_Exercise goal_: Every entry, from first to last, is to be retyped without any alteration.

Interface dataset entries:
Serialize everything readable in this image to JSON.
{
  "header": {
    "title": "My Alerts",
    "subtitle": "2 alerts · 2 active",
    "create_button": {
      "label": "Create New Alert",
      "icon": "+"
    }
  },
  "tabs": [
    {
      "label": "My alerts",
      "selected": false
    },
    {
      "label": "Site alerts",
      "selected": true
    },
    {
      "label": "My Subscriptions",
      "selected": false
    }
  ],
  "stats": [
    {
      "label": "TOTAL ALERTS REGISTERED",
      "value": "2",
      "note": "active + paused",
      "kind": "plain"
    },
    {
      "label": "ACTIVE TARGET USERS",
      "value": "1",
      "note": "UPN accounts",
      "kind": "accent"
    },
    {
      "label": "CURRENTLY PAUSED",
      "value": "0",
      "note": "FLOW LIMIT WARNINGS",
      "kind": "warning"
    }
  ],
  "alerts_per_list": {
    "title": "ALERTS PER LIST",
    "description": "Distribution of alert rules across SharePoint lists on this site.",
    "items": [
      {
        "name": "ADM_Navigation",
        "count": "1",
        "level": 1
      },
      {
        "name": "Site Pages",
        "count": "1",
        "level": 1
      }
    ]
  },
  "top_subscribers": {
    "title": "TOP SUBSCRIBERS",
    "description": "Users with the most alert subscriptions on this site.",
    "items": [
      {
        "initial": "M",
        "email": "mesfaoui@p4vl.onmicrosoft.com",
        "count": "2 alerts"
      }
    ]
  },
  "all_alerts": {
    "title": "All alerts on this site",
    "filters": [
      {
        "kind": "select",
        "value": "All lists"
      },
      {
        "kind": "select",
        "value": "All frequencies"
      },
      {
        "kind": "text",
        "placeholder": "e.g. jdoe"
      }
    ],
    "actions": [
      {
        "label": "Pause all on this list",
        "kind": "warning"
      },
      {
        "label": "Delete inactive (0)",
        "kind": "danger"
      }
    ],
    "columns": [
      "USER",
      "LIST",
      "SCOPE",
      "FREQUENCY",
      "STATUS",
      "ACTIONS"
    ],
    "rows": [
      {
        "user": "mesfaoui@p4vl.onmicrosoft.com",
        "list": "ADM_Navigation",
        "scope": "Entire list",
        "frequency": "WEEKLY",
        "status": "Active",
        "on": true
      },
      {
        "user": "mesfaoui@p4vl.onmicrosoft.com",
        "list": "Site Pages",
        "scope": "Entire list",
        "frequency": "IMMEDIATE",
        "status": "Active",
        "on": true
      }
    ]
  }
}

_Answer below_:
Serialize everything readable in this image to JSON.
{
  "header": {
    "title": "My Alerts",
    "subtitle": "2 alerts · 2 active",
    "create_button": {
      "label": "Create New Alert",
      "icon": "+"
    }
  },
  "tabs": [
    {
      "label": "My alerts",
      "selected": false
    },
    {
      "label": "Site alerts",
      "selected": true
    },
    {
      "label": "My Subscriptions",
      "selected": false
    }
  ],
  "stats": [
    {
      "label": "TOTAL ALERTS REGISTERED",
      "value": "2",
      "note": "active + paused",
      "kind": "plain"
    },
    {
      "label": "ACTIVE TARGET USERS",
      "value": "1",
      "note": "UPN accounts",
      "kind": "accent"
    },
    {
      "label": "CURRENTLY PAUSED",
      "value": "0",
      "note": "FLOW LIMIT WARNINGS",
      "kind": "warning"
    }
  ],
  "alerts_per_list": {
    "title": "ALERTS PER LIST",
    "description": "Distribution of alert rules across SharePoint lists on this site.",
    "items": [
      {
        "name": "ADM_Navigation",
        "count": "1",
        "level": 1
      },
      {
        "name": "Site Pages",
        "count": "1",
        "level": 1
      }
    ]
  },
  "top_subscribers": {
    "title": "TOP SUBSCRIBERS",
    "description": "Users with the most alert subscriptions on this site.",
    "items": [
      {
        "initial": "M",
        "email": "mesfaoui@p4vl.onmicrosoft.com",
        "count": "2 alerts"
      }
    ]
  },
  "all_alerts": {
    "title": "All alerts on this site",
    "filters": [
      {
        "kind": "select",
        "value": "All lists"
      },
      {
        "kind": "select",
        "value": "All frequencies"
      },
      {
        "kind": "text",
        "placeholder": "e.g. jdoe"
      }
    ],
    "actions": [
      {
        "label": "Pause all on this list",
        "kind": "warning"
      },
      {
        "label": "Delete inactive (0)",
        "kind": "danger"
      }
    ],
    "columns": [
      "USER",
      "LIST",
      "SCOPE",
      "FREQUENCY",
      "STATUS",
      "ACTIONS"
    ],
    "rows": [
      {
        "user": "mesfaoui@p4vl.onmicrosoft.com",
        "list": "ADM_Navigation",
        "scope": "Entire list",
        "frequency": "WEEKLY",
        "status": "Active",
        "on": true
      },
      {
        "user": "mesfaoui@p4vl.onmicrosoft.com",
        "list": "Site Pages",
        "scope": "Entire list",
        "frequency": "IMMEDIATE",
        "status": "Active",
        "on": true
      }
    ]
  }
}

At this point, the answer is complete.